> **Entries taken from a collection**

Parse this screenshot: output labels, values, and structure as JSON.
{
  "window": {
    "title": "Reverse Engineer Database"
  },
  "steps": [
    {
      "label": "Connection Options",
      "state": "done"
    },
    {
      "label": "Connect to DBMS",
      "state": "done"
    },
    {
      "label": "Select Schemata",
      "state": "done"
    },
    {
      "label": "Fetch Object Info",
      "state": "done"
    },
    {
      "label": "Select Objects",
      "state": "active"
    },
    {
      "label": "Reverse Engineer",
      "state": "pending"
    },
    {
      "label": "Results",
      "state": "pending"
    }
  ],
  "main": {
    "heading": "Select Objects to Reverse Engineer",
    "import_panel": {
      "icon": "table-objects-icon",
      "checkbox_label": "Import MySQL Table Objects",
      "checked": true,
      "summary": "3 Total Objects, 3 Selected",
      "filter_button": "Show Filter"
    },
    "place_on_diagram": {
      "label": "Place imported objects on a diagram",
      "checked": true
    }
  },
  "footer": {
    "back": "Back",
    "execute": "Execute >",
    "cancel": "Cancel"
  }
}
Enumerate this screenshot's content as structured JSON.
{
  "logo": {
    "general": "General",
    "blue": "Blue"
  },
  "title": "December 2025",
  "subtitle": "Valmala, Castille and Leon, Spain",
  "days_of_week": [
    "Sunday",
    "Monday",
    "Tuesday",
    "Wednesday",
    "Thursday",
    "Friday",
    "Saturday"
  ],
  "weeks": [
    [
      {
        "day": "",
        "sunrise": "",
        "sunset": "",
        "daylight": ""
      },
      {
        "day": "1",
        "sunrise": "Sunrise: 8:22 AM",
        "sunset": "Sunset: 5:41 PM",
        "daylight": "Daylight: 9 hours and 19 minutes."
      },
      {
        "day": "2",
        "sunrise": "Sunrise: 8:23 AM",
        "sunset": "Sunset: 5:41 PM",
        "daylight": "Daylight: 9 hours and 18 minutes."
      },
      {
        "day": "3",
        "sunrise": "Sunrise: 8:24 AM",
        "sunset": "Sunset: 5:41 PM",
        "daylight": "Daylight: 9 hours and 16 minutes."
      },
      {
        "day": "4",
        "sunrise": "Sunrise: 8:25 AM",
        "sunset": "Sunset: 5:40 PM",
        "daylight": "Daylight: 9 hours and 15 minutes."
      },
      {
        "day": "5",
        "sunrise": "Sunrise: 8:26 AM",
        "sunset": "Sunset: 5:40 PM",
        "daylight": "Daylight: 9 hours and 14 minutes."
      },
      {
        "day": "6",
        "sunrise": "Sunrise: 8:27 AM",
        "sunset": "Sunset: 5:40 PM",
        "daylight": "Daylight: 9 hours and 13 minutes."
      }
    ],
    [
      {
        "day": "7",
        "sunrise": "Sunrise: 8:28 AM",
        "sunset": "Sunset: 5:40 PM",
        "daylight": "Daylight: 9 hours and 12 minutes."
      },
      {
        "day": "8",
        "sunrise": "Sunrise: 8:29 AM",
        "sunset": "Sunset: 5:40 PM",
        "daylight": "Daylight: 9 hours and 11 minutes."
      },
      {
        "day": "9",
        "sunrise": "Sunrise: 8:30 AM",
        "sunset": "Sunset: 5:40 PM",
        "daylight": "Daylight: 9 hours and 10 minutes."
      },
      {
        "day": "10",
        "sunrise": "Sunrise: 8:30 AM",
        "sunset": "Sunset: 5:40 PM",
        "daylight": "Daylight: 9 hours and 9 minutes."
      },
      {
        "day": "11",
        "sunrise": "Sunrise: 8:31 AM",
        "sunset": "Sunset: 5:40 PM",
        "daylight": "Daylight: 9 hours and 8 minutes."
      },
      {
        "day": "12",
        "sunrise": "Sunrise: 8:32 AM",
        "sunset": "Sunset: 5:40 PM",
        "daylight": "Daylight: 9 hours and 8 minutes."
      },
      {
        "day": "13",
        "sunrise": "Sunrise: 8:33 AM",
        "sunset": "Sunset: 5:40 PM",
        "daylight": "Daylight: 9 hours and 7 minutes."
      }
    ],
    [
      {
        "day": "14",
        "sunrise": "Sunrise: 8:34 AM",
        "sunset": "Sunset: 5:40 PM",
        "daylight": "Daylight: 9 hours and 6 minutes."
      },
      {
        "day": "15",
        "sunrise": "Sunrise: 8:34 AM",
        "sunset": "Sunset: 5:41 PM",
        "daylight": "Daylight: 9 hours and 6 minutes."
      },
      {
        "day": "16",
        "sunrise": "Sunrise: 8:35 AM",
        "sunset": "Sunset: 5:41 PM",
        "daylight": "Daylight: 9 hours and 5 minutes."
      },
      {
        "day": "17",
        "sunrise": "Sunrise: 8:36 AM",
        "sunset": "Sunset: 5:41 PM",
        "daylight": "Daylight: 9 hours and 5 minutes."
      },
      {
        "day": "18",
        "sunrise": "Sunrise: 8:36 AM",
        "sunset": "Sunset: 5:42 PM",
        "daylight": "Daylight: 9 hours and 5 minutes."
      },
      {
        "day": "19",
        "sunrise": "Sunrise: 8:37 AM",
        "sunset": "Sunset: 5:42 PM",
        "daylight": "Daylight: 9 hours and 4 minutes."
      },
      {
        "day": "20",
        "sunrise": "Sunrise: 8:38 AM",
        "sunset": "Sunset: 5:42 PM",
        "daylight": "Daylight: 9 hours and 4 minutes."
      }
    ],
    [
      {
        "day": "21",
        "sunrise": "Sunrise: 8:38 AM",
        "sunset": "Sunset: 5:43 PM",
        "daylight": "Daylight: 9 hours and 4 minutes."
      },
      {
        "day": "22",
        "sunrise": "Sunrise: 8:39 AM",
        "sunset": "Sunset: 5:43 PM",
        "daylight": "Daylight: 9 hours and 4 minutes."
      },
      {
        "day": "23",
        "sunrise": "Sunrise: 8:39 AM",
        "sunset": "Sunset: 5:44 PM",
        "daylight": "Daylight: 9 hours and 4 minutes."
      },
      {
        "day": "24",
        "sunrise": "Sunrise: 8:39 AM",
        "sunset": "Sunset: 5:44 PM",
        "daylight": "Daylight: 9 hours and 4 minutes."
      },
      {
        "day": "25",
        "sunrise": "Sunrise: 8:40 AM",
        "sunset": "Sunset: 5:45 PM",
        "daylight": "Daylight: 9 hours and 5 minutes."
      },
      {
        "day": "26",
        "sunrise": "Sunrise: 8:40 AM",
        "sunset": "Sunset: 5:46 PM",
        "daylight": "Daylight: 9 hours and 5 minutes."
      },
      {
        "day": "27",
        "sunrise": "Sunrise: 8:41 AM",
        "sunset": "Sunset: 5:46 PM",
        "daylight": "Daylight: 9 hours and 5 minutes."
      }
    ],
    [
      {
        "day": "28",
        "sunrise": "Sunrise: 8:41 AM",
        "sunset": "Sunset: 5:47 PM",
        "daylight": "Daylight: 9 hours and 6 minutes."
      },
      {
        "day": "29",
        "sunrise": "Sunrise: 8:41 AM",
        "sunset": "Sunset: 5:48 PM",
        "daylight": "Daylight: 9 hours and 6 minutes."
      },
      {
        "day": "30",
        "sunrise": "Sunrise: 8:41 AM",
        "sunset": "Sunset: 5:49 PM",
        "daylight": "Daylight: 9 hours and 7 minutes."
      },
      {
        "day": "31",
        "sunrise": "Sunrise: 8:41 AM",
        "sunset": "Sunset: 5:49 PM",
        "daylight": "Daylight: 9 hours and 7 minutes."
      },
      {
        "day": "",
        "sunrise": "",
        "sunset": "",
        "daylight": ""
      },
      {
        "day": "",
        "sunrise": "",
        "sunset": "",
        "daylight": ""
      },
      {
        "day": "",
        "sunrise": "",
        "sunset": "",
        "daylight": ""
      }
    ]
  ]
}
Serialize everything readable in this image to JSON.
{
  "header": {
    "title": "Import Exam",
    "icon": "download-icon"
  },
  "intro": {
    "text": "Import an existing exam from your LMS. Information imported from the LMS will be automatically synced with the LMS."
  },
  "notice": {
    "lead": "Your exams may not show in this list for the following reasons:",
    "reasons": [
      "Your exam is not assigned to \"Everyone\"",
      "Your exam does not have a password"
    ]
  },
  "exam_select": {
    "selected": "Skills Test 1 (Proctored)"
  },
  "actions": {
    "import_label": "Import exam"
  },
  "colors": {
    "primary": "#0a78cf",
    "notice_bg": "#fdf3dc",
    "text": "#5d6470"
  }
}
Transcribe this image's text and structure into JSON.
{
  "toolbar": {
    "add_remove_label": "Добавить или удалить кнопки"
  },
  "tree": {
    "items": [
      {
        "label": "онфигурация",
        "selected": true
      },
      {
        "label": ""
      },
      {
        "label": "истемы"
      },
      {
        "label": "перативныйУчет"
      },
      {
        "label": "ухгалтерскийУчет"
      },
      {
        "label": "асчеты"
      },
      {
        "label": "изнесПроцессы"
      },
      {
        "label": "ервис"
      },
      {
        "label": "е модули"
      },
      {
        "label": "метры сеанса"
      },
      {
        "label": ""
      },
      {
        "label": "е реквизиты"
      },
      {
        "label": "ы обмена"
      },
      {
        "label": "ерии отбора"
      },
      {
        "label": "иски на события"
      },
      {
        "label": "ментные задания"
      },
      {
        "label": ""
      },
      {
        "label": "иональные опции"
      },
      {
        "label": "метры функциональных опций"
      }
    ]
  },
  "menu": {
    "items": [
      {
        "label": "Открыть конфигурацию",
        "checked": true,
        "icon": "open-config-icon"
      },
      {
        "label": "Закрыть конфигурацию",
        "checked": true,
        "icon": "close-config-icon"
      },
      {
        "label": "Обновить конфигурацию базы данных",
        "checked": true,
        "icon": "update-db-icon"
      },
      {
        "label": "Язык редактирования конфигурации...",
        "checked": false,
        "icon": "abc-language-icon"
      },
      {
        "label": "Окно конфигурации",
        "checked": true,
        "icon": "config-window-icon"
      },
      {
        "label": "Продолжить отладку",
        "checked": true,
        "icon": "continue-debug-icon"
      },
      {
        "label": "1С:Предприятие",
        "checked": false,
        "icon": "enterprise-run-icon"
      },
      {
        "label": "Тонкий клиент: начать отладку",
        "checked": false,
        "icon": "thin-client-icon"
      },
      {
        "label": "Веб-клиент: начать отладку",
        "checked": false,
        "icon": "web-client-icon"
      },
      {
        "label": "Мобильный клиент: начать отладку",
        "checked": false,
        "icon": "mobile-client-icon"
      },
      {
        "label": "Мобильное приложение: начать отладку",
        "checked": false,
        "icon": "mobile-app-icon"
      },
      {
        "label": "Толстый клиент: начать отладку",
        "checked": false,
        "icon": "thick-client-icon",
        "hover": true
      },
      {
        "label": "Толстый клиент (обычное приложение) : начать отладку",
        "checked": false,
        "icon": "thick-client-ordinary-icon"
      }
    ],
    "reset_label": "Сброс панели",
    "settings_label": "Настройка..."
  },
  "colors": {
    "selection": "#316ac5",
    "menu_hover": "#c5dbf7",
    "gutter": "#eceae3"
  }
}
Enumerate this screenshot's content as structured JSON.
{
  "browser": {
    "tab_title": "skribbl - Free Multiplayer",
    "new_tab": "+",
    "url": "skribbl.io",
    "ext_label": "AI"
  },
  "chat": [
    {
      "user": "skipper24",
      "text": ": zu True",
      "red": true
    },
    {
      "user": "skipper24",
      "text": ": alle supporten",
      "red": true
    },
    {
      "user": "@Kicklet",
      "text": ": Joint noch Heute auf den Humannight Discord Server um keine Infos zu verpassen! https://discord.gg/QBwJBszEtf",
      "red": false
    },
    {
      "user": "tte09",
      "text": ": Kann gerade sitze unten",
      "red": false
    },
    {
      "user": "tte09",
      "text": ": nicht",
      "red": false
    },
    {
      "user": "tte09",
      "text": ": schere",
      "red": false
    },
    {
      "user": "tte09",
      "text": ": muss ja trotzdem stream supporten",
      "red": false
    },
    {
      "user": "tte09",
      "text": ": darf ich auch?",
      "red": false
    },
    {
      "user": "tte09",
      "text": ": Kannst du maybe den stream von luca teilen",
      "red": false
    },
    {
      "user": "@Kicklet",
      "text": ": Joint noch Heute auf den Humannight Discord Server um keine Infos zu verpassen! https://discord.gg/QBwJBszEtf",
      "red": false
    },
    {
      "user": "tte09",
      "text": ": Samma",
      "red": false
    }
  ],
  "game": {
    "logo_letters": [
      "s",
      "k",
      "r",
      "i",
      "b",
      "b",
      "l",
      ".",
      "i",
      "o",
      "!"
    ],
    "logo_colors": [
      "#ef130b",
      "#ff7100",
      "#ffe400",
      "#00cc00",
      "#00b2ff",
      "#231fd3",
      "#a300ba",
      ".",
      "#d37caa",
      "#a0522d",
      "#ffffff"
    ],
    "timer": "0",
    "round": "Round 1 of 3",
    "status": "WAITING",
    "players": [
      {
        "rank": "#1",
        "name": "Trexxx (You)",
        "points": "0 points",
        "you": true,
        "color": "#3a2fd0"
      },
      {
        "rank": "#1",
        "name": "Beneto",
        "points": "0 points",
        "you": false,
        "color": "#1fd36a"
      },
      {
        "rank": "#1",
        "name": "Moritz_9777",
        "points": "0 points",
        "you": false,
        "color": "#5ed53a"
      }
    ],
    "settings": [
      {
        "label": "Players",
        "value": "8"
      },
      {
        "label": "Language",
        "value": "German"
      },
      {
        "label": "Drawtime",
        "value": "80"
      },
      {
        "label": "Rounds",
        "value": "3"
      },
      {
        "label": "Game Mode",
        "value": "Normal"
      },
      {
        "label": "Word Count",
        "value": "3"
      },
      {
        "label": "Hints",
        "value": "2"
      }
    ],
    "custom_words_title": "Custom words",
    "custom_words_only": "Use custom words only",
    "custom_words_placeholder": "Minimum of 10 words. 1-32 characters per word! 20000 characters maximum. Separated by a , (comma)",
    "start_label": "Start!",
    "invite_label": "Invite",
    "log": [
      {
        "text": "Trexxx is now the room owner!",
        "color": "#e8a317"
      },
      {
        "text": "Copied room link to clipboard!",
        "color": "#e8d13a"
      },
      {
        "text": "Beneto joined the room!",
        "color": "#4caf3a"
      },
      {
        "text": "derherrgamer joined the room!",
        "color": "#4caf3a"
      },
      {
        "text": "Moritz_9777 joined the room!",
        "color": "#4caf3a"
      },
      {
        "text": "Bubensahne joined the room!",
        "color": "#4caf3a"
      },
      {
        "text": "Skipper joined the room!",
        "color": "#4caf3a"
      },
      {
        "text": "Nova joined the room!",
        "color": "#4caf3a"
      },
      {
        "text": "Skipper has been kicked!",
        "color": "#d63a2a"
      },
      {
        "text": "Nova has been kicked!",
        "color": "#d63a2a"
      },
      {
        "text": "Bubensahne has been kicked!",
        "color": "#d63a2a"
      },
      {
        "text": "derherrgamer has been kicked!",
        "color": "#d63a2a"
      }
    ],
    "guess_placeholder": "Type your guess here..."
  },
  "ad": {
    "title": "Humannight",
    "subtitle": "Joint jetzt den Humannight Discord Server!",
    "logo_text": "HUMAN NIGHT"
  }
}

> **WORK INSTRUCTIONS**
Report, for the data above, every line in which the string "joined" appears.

> **SOLUTION**
        "text": "Beneto joined the room!",
        "text": "derherrgamer joined the room!",
        "text": "Moritz_9777 joined the room!",
        "text": "Bubensahne joined the room!",
        "text": "Skipper joined the room!",
        "text": "Nova joined the room!",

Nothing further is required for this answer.